• Task requirements: Scan the entries below for "Management" and copy each line that holds it.

• Entries provided:
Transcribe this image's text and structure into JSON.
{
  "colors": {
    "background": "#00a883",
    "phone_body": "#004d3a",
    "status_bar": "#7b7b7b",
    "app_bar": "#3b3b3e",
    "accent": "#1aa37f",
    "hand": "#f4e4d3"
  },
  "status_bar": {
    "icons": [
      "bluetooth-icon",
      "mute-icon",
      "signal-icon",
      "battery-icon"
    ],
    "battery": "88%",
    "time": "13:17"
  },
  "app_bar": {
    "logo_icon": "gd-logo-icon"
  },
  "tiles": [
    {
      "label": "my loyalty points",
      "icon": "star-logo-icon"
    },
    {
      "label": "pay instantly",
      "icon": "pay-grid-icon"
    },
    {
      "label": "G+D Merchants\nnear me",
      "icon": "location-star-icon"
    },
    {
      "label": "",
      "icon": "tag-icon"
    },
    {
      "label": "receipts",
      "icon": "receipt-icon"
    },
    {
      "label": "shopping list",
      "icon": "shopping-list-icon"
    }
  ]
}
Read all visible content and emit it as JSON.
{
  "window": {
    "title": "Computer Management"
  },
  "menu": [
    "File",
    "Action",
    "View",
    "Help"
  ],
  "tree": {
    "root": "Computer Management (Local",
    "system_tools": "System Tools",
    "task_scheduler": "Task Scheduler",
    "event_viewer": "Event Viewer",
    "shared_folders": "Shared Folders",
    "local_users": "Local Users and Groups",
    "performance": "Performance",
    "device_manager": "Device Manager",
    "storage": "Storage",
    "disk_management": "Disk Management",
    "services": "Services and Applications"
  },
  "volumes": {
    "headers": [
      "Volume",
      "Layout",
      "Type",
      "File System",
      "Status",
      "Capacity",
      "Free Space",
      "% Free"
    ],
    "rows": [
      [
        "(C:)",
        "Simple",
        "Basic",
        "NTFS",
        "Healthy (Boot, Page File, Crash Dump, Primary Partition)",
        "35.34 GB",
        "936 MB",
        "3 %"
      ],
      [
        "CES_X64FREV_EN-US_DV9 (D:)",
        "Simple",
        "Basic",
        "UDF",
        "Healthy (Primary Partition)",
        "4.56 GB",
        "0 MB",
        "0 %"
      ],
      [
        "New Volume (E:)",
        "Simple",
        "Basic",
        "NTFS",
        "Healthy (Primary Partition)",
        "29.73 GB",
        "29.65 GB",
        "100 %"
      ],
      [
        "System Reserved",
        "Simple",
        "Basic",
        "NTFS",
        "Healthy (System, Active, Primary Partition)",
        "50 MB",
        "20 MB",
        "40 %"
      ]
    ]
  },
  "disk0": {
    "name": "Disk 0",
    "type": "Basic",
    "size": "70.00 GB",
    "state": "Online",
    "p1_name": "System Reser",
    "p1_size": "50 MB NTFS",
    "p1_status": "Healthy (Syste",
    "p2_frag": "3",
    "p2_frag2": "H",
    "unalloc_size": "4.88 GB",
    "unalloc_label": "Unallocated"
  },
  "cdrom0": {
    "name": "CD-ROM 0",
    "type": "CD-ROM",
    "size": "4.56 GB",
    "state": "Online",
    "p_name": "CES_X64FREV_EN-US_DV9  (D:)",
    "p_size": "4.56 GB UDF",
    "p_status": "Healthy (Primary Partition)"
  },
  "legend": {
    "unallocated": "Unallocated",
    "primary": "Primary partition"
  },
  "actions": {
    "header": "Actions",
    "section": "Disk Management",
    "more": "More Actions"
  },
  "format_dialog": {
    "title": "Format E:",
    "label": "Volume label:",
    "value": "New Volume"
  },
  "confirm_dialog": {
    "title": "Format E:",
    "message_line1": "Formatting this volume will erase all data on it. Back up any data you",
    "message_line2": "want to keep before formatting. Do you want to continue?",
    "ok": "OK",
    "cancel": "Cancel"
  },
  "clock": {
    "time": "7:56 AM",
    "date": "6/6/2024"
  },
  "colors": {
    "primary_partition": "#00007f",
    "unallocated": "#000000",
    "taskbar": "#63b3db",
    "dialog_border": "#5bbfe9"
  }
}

• Exercise result:
    "title": "Computer Management"
    "root": "Computer Management (Local",
    "disk_management": "Disk Management",
    "section": "Disk Management",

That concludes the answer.